that conviction in this Court until July 3, 2018, nearly four
months after the sentence expired. Thus, he was not “in
custody” under the conviction or sentence under attack
at the time of his federal filing.
extent that Bagnell attempts to challenge the 2014 conviction
in DC-13-80 because it may have been used to enhance the Lake
County sentence handed down in 2018, his argument fails. The
fact the earlier sentence may have been used to enhance the
latter, does not mean that Bagnell was “in
custody” pursuant to the 2014 conviction. See,
Lawckawanna Cty. Dist. Attorney v. Coss, 532 U.S.
394, 401 (2001) (“[R]espondent was not ‘in
custody' on his 1958 conviction merely because that
[prior] conviction had been used to enhance a subsequent
sentence.”); Maleng, 490 U.S. at 492-93
(explaining that when a prior conviction is used to enhance
the sentence for a subsequent conviction, “it is
pursuant to the second conviction that the petitioner is
incarcerated and is therefore ‘in custody'”).
In regard to state convictions, the Court has stated:
[O]nce a state conviction is not longer open to direct or
collateral attack in its own right because the defendant
failed to pursue those remedies while they were available (or
because the defendant did so unsuccessfully), the conviction
may be regarded as conclusively valid. If that conviction is
later used to enhance a criminal sentence, the defendant
generally may not challenge the enhanced sentence through a
petition under §2254 on the ground that the prior
conviction was unconstitutionally obtained. Coss,
532 U.S. at 403-04. Accordingly, Mr. Bagnell's petition
should be dismissed for lack of jurisdiction.
Certificate of Appealability
district court must issue or deny a certificate of
appealability when it enters a final order adverse to the
applicant.” Rule 11(a), Rules governing § 2254
Proceedings. A COA should issue as to those claims on which a
petitioner makes a “substantial showing of the denial
of a constitutional right.” 28 U.S.C. §
2253(c)(2). The standard is satisfied if “jurists of
reason could disagree with the district court's
resolution of [the] constitutional claims” or
“conclude the issues presented are adequate to deserve
encouragement to proceed further.” Miller-El v.
Cockrell, 537 U.S. 322, 327 (2003) (citing Slack v.
McDaniel, 529 U.S. 473, 484 (2000)). Where a claim is
dismissed on procedural grounds, the court must also decide
whether “jurists of reason would find it debatable
whether the district court was correct in its procedural
ruling.” Gonzalez v. Thaler, 132 S.Ct. 641,

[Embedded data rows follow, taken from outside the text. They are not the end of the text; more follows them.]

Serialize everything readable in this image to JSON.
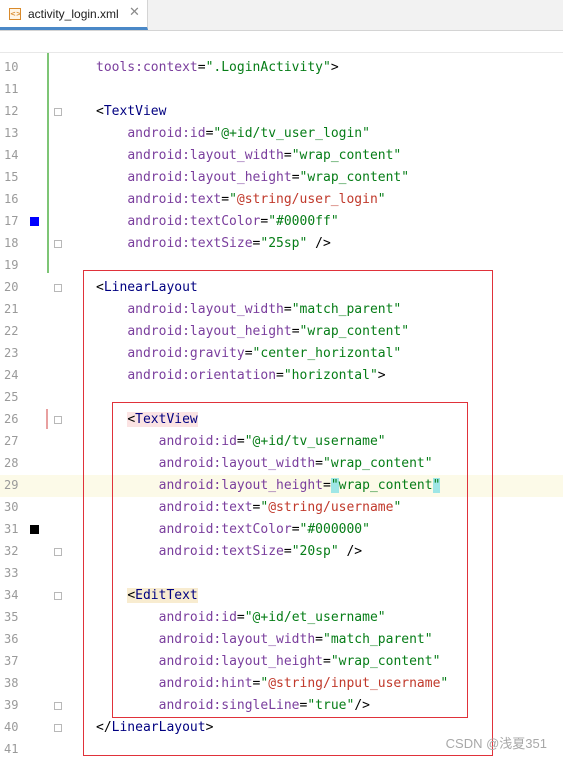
{
  "tab": {
    "filename": "activity_login.xml",
    "close": "✕",
    "icon": "xml-file-icon"
  },
  "lines": [
    {
      "n": "10",
      "parts": [
        {
          "c": "a",
          "t": "tools:context"
        },
        {
          "c": "p",
          "t": "="
        },
        {
          "c": "v",
          "t": "\".LoginActivity\""
        },
        {
          "c": "p",
          "t": ">"
        }
      ]
    },
    {
      "n": "11",
      "parts": []
    },
    {
      "n": "12",
      "parts": [
        {
          "c": "p",
          "t": "<"
        },
        {
          "c": "t",
          "t": "TextView"
        }
      ]
    },
    {
      "n": "13",
      "parts": [
        {
          "c": "p",
          "t": "    "
        },
        {
          "c": "a",
          "t": "android:id"
        },
        {
          "c": "p",
          "t": "="
        },
        {
          "c": "v",
          "t": "\"@+id/tv_user_login\""
        }
      ]
    },
    {
      "n": "14",
      "parts": [
        {
          "c": "p",
          "t": "    "
        },
        {
          "c": "a",
          "t": "android:layout_width"
        },
        {
          "c": "p",
          "t": "="
        },
        {
          "c": "v",
          "t": "\"wrap_content\""
        }
      ]
    },
    {
      "n": "15",
      "parts": [
        {
          "c": "p",
          "t": "    "
        },
        {
          "c": "a",
          "t": "android:layout_height"
        },
        {
          "c": "p",
          "t": "="
        },
        {
          "c": "v",
          "t": "\"wrap_content\""
        }
      ]
    },
    {
      "n": "16",
      "parts": [
        {
          "c": "p",
          "t": "    "
        },
        {
          "c": "a",
          "t": "android:text"
        },
        {
          "c": "p",
          "t": "="
        },
        {
          "c": "v",
          "t": "\""
        },
        {
          "c": "r",
          "t": "@string/user_login"
        },
        {
          "c": "v",
          "t": "\""
        }
      ]
    },
    {
      "n": "17",
      "parts": [
        {
          "c": "p",
          "t": "    "
        },
        {
          "c": "a",
          "t": "android:textColor"
        },
        {
          "c": "p",
          "t": "="
        },
        {
          "c": "v",
          "t": "\"#0000ff\""
        }
      ]
    },
    {
      "n": "18",
      "parts": [
        {
          "c": "p",
          "t": "    "
        },
        {
          "c": "a",
          "t": "android:textSize"
        },
        {
          "c": "p",
          "t": "="
        },
        {
          "c": "v",
          "t": "\"25sp\""
        },
        {
          "c": "p",
          "t": " />"
        }
      ]
    },
    {
      "n": "19",
      "parts": []
    },
    {
      "n": "20",
      "parts": [
        {
          "c": "p",
          "t": "<"
        },
        {
          "c": "t",
          "t": "LinearLayout"
        }
      ]
    },
    {
      "n": "21",
      "parts": [
        {
          "c": "p",
          "t": "    "
        },
        {
          "c": "a",
          "t": "android:layout_width"
        },
        {
          "c": "p",
          "t": "="
        },
        {
          "c": "v",
          "t": "\"match_parent\""
        }
      ]
    },
    {
      "n": "22",
      "parts": [
        {
          "c": "p",
          "t": "    "
        },
        {
          "c": "a",
          "t": "android:layout_height"
        },
        {
          "c": "p",
          "t": "="
        },
        {
          "c": "v",
          "t": "\"wrap_content\""
        }
      ]
    },
    {
      "n": "23",
      "parts": [
        {
          "c": "p",
          "t": "    "
        },
        {
          "c": "a",
          "t": "android:gravity"
        },
        {
          "c": "p",
          "t": "="
        },
        {
          "c": "v",
          "t": "\"center_horizontal\""
        }
      ]
    },
    {
      "n": "24",
      "parts": [
        {
          "c": "p",
          "t": "    "
        },
        {
          "c": "a",
          "t": "android:orientation"
        },
        {
          "c": "p",
          "t": "="
        },
        {
          "c": "v",
          "t": "\"horizontal\""
        },
        {
          "c": "p",
          "t": ">"
        }
      ]
    },
    {
      "n": "25",
      "parts": []
    },
    {
      "n": "26",
      "parts": [
        {
          "c": "p",
          "t": "    "
        },
        {
          "c": "p mark-tag",
          "t": "<"
        },
        {
          "c": "t mark-tag",
          "t": "TextView"
        }
      ]
    },
    {
      "n": "27",
      "parts": [
        {
          "c": "p",
          "t": "        "
        },
        {
          "c": "a",
          "t": "android:id"
        },
        {
          "c": "p",
          "t": "="
        },
        {
          "c": "v",
          "t": "\"@+id/tv_username\""
        }
      ]
    },
    {
      "n": "28",
      "parts": [
        {
          "c": "p",
          "t": "        "
        },
        {
          "c": "a",
          "t": "android:layout_width"
        },
        {
          "c": "p",
          "t": "="
        },
        {
          "c": "v",
          "t": "\"wrap_content\""
        }
      ]
    },
    {
      "n": "29",
      "parts": [
        {
          "c": "p",
          "t": "        "
        },
        {
          "c": "a",
          "t": "android:layout_height"
        },
        {
          "c": "p",
          "t": "="
        },
        {
          "c": "v q-hl",
          "t": "\""
        },
        {
          "c": "v",
          "t": "wrap_content"
        },
        {
          "c": "v q-hl",
          "t": "\""
        }
      ]
    },
    {
      "n": "30",
      "parts": [
        {
          "c": "p",
          "t": "        "
        },
        {
          "c": "a",
          "t": "android:text"
        },
        {
          "c": "p",
          "t": "="
        },
        {
          "c": "v",
          "t": "\""
        },
        {
          "c": "r",
          "t": "@string/username"
        },
        {
          "c": "v",
          "t": "\""
        }
      ]
    },
    {
      "n": "31",
      "parts": [
        {
          "c": "p",
          "t": "        "
        },
        {
          "c": "a",
          "t": "android:textColor"
        },
        {
          "c": "p",
          "t": "="
        },
        {
          "c": "v",
          "t": "\"#000000\""
        }
      ]
    },
    {
      "n": "32",
      "parts": [
        {
          "c": "p",
          "t": "        "
        },
        {
          "c": "a",
          "t": "android:textSize"
        },
        {
          "c": "p",
          "t": "="
        },
        {
          "c": "v",
          "t": "\"20sp\""
        },
        {
          "c": "p",
          "t": " />"
        }
      ]
    },
    {
      "n": "33",
      "parts": []
    },
    {
      "n": "34",
      "parts": [
        {
          "c": "p",
          "t": "    "
        },
        {
          "c": "p mark-tag2",
          "t": "<"
        },
        {
          "c": "t mark-tag2",
          "t": "EditText"
        }
      ]
    },
    {
      "n": "35",
      "parts": [
        {
          "c": "p",
          "t": "        "
        },
        {
          "c": "a",
          "t": "android:id"
        },
        {
          "c": "p",
          "t": "="
        },
        {
          "c": "v",
          "t": "\"@+id/et_username\""
        }
      ]
    },
    {
      "n": "36",
      "parts": [
        {
          "c": "p",
          "t": "        "
        },
        {
          "c": "a",
          "t": "android:layout_width"
        },
        {
          "c": "p",
          "t": "="
        },
        {
          "c": "v",
          "t": "\"match_parent\""
        }
      ]
    },
    {
      "n": "37",
      "parts": [
        {
          "c": "p",
          "t": "        "
        },
        {
          "c": "a",
          "t": "android:layout_height"
        },
        {
          "c": "p",
          "t": "="
        },
        {
          "c": "v",
          "t": "\"wrap_content\""
        }
      ]
    },
    {
      "n": "38",
      "parts": [
        {
          "c": "p",
          "t": "        "
        },
        {
          "c": "a",
          "t": "android:hint"
        },
        {
          "c": "p",
          "t": "="
        },
        {
          "c": "v",
          "t": "\""
        },
        {
          "c": "r",
          "t": "@string/input_username"
        },
        {
          "c": "v",
          "t": "\""
        }
      ]
    },
    {
      "n": "39",
      "parts": [
        {
          "c": "p",
          "t": "        "
        },
        {
          "c": "a",
          "t": "android:singleLine"
        },
        {
          "c": "p",
          "t": "="
        },
        {
          "c": "v",
          "t": "\"true\""
        },
        {
          "c": "p",
          "t": "/>"
        }
      ]
    },
    {
      "n": "40",
      "parts": [
        {
          "c": "p",
          "t": "</"
        },
        {
          "c": "t",
          "t": "LinearLayout"
        },
        {
          "c": "p",
          "t": ">"
        }
      ]
    },
    {
      "n": "41",
      "parts": []
    }
  ],
  "swatches": {
    "17": "#0000ff",
    "31": "#000000"
  },
  "folds": [
    "12",
    "18",
    "20",
    "26",
    "32",
    "34",
    "39",
    "40"
  ],
  "highlight_line": "29",
  "watermark": "CSDN @浅夏351"
}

648 (2012) (quoting Slack, 529 U.S. at 484).
petition should be dismissed because it cannot be said that
reasonable jurists would find a basis encourage further
proceedings or find this Court's determination that it
lacks jurisdiction to ...